Energy production and use are the most important means by which we are altering the global climate and, in turn, the changing climate will impact our energy production and consumption in a variety of ways.
Warming will be accompanied by decreases in demand for heating energy and increases in demand for cooling energy. The latter will result in significant increases in electricity use (most cooling uses electricity; heating uses a wider array of energy sources) and higher peak demand in most regions. This picture obviously changes around the country and the globe, but there has been more growth in the US in regions that are mainly cooling regions, thus exacerbating this effect. The general picture is illustrated by looking at 4 major cities in this graph that shows the degree days for heating and cooling at the present and as expected in the future under different emissions scenarios.
One heating degree day is one day where the outside temperature is 1°F below 65°F; two cooling degree days is either one day at a temperature of 67°F or two days at 66°F. If you then sum these up for a whole year, you have the data shown in this figure (Recent History bars). The colder cities like Chicago and New York have larger heating degree day sums than cooling degree day sums.
Energy production is likely to be constrained by rising temperatures and limited water supplies in many regions. Power plants are the second biggest user of surface water (after irrigation) and the hotter it is, the more water is needed to cool the plants. At the same time, as the water warms, you need more of it to accomplish the same cooling job. A powerful example of this effect comes from the French heat wave of 2003, during which a number of nuclear power plants had to halt production because the cooling water was not cool enough to safely continue generating electricity.
Energy production and delivery systems are exposed to sea-level rise and extreme weather events in vulnerable regions. A good example of this comes from Port Fourchon, Louisiana, which supports 75% of deepwater oil and gas production in the Gulf of Mexico, and its role in supporting oil production in the region is increasing. The Louisiana Offshore Oil Port, located about 20 miles offshore, receives 1.3 million barrels of oil per day and transfers it to refineries, accounting for 50% of our nation's refining capacity, making this one of the most important components of our energy production system. One road, Louisiana Highway 1, connects Port Fourchon with the nation, and it is increasingly vulnerable to flooding during storms due to the combined effects of sea level rise and ground subsidence. Louisiana is currently upgrading Highway 1, elevating it above the 500-year flood level in order to prolong its viability.
Climate change is also likely to affect some hydropower production in regions subject to changing patterns of precipitation or snowmelt.
How can we adapt to these coming changes?
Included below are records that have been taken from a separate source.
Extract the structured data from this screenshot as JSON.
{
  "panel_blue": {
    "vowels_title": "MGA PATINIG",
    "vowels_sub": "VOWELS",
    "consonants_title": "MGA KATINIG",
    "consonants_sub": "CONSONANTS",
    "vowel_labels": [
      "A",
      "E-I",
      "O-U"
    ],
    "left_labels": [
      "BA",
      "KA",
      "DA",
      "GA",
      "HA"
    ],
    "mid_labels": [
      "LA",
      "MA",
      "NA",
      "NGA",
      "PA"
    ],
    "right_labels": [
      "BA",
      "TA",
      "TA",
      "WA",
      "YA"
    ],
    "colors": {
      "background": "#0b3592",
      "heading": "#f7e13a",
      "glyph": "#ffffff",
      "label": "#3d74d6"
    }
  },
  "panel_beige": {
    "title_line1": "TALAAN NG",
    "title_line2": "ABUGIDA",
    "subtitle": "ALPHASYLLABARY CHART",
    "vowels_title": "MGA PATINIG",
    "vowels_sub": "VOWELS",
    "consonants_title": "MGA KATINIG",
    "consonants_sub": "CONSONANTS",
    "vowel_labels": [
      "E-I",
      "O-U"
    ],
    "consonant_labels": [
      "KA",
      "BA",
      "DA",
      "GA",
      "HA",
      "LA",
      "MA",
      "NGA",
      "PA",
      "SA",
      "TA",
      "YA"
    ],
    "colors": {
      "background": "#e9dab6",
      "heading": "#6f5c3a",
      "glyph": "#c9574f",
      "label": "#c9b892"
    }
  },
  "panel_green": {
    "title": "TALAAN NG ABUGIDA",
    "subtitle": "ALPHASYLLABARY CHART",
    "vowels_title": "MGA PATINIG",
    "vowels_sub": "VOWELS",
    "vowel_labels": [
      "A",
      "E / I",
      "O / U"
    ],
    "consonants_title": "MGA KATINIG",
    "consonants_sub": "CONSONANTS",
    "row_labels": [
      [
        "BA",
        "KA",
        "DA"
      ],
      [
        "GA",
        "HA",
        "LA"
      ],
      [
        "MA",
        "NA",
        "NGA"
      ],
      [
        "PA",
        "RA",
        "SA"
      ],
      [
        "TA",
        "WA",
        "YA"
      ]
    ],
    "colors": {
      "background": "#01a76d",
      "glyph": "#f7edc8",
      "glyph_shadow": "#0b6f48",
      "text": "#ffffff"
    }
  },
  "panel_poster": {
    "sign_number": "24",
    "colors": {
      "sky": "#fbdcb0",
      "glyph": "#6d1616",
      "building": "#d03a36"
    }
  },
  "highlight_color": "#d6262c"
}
Part of the solution is to identify vulnerable features of our energy production system (such as Port Fourchon) and then safeguard them from the expected consequences of continued warming. Another big part of the adaptive strategy is to reduce our consumption of energy by increasing efficiencies in transportation (which we are already doing), home appliances, and buildings. New York City and Chicago have both undertaken massive programs to minimize the heat absorbed by their cities by planting trees and installing reflective or green roofs on buildings. Trees and green roofs cool by evapotranspiration, and the effect can be significant. These steps will reduce the cooling demands in these cities. We can also reduce the demand on power plants by more distributed, small-scale energy production that is carbon neutral. This is happening in a big way in many parts of Europe, where fields of solar panels have been springing up in farmers' fields — they are growing energy, attracted by strong support from the state-run utilities responsible for electricity.